As Mark Twain would have put it, the numerous reports of the G8’s death have been an exaggeration.  There are no signs that the G8 will either merge into the G20 or enlarge to become formally a G13 that would include the BRICS countries and Mexico. The Deauville Summit hosted by France in May 2011, in the midst of the Arab Spring, reaffirmed the role and identity of the G8 as a unique site of geopolitical discussion inherited from the Cold War years. The Camp David Summit in May 2012 is bound to consolidate that move by making the Deauville Partnership a priority of the US-defined agenda’s meeting. This lecture is an invitation to reflect on the past, present and possible future of the G8 as an illustration of how the old Western powers are adjusting to a world where they are no longer predominant. Jack Snyder, the Robert and Renee Belfer Professor of International Relations in the political science department and the Saltzman Institute of War and Peace Studies at Columbia University, will act as the discussant.

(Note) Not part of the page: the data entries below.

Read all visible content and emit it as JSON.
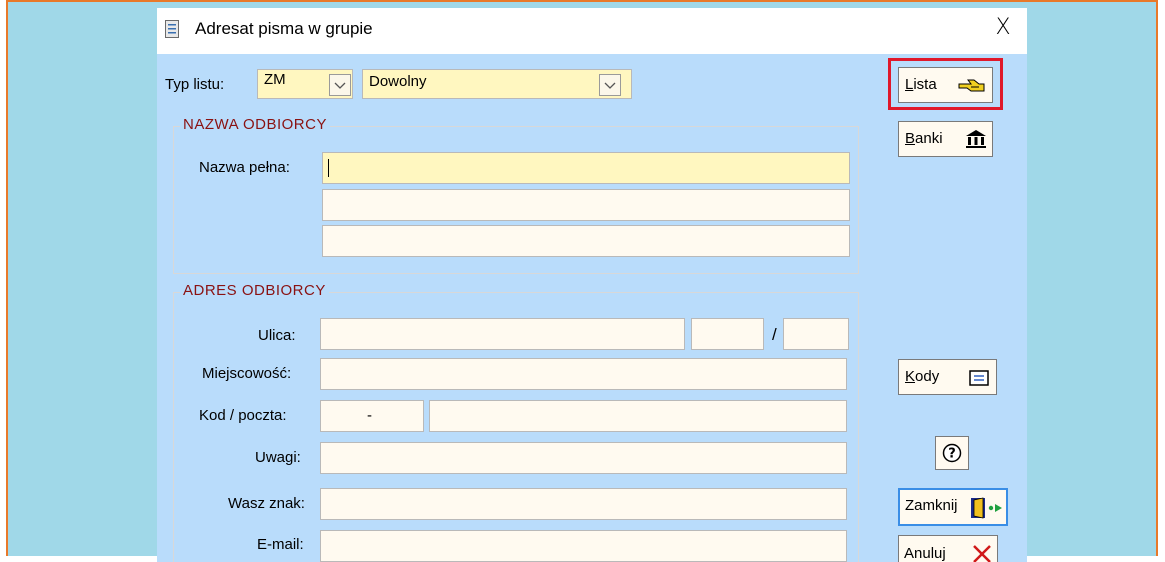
{
  "window": {
    "title": "Adresat pisma w grupie",
    "close": "X"
  },
  "typ_listu": {
    "label": "Typ listu:",
    "code": "ZM",
    "value": "Dowolny"
  },
  "nazwa_group": {
    "title": "NAZWA ODBIORCY",
    "label": "Nazwa pełna:",
    "line1": "",
    "line2": "",
    "line3": ""
  },
  "adres_group": {
    "title": "ADRES ODBIORCY",
    "ulica_label": "Ulica:",
    "house_sep": "/",
    "miejscowosc_label": "Miejscowość:",
    "kod_label": "Kod / poczta:",
    "kod_value": "-",
    "uwagi_label": "Uwagi:",
    "wasz_znak_label": "Wasz znak:",
    "email_label": "E-mail:"
  },
  "buttons": {
    "lista_first": "L",
    "lista_rest": "ista",
    "banki_first": "B",
    "banki_rest": "anki",
    "kody_first": "K",
    "kody_rest": "ody",
    "help": "?",
    "zamknij": "Zamknij",
    "anuluj": "Anuluj"
  },
  "icons": {
    "lista": "pointing-hand-icon",
    "banki": "bank-icon",
    "kody": "envelope-icon",
    "help": "question-icon",
    "zamknij": "exit-door-icon",
    "anuluj": "red-x-icon"
  },
  "colors": {
    "background_outer": "#a0d8e8",
    "dialog_body": "#b9dcfb",
    "input_yellow": "#fff7c0",
    "input_cream": "#fffaf0",
    "group_title": "#8a1212",
    "highlight_red": "#e0182a",
    "frame_orange": "#e8792a"
  }
}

Karoline Postel-Vinay is Director of research at the Center for International Research and Studies (CERI) of Sciences Po. She specializes in International Relations and East Asian politics and has extensively written on both subjects. She has conducted a policy research on the reform of global governance for the French Ministry of Foreign Affairs in preparation of France’s G8 and G20 double presidency in 2010-2011. Her latest book is Le G20, laboratoire d’un monde émergent (The G20, a laboratory for an emerging world) published by Presses de Sciences Po in October 2011 (English translation forthcoming).

The Saltzman Institute is co-sponsoring this event with the Alliance Program.